Acadiana's nightlife guide.
An abortion rights organization wants a federal judge to block enforcement of Louisiana's new abortion law while its lawsuit to overturn the law makes its way through court.
Republican presidential prospects Ted Cruz and Bobby Jindal are planning to speak at an Iowa Christian conservative event in September.
The attention surrounding Victor White III has spiked with the release of last week’s autopsy report, which has raised a number of serious questions about the night of his death and has put the Iberia Parish Sheriff’s Office under an increased wave of scrutiny as more national media outlets are jumping on the story, most recently seen on MSNBC's The Rachel Maddow Show.
The Acadiana Center for the Arts and the Lafayette Economic Development Authority have announced a new artist stipend program, ArtSpark, designed to offer financial aid to local artists.
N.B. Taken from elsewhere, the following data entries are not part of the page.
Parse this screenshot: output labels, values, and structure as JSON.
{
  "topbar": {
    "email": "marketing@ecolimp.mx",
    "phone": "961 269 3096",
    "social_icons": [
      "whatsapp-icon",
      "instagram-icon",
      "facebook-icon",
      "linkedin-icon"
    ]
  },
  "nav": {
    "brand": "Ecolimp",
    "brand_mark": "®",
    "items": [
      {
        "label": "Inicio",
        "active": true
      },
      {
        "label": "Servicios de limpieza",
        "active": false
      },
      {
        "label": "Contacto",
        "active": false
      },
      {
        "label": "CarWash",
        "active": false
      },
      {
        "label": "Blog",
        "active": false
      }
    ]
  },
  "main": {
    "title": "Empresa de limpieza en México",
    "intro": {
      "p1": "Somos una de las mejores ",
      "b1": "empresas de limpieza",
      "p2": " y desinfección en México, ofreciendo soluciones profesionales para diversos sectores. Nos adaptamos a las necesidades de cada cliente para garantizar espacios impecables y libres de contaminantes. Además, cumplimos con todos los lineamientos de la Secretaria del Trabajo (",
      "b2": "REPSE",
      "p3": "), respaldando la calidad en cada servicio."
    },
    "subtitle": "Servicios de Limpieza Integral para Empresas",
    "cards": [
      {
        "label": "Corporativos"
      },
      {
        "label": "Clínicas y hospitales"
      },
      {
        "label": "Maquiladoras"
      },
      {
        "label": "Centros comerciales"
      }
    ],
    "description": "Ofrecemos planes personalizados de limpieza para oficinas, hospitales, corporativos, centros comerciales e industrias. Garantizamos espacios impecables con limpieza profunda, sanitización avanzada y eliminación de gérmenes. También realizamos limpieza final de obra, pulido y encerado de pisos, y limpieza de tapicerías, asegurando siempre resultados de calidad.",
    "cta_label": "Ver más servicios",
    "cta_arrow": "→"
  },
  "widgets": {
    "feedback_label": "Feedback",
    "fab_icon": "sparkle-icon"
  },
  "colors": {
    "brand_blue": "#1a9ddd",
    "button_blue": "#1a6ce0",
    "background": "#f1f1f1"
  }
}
A group supporting taxpayer-funded private school tuition vouchers is appealing a federal judge's order that Louisiana must provide regular reports to federal officials on the state's voucher program.
The Discovery Channel has canceled reality TV star Will Hayden's popular "Sons of Guns" show after his arrest on an aggravated rape charge.
The LPSB will finally hear from the attorney it hired to investigate the superintendent at a special meeting Thursday at 4 p.m.
Three bedroom traditional or two bedroom Victorian cottage